TASK: Where does the string "countries" appear in the material? Copy each line that holds it.

INPUT MATERIAL:
====================

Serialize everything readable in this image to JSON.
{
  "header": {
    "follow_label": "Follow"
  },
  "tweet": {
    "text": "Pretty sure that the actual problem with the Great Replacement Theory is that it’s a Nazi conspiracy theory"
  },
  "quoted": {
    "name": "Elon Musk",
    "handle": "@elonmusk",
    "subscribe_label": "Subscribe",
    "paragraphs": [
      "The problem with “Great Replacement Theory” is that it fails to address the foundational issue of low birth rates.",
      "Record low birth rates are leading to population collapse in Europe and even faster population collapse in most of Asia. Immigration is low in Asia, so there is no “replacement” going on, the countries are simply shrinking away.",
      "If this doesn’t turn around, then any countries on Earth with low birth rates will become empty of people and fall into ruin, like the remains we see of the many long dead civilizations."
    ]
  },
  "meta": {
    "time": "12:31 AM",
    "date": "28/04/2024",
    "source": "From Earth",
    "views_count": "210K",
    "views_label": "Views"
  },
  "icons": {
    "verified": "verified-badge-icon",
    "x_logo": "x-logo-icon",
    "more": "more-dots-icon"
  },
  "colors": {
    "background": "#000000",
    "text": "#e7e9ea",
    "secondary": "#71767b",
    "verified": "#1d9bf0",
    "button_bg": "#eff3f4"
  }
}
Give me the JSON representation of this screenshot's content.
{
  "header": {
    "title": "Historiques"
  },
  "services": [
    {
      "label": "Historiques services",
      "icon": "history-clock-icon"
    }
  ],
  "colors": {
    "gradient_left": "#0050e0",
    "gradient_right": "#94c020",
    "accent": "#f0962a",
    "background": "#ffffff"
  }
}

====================

WRITTEN RESPONSE:
      "Record low birth rates are leading to population collapse in Europe and even faster population collapse in most of Asia. Immigration is low in Asia, so there is no “replacement” going on, the countries are simply shrinking away.",
      "If this doesn’t turn around, then any countries on Earth with low birth rates will become empty of people and fall into ruin, like the remains we see of the many long dead civilizations."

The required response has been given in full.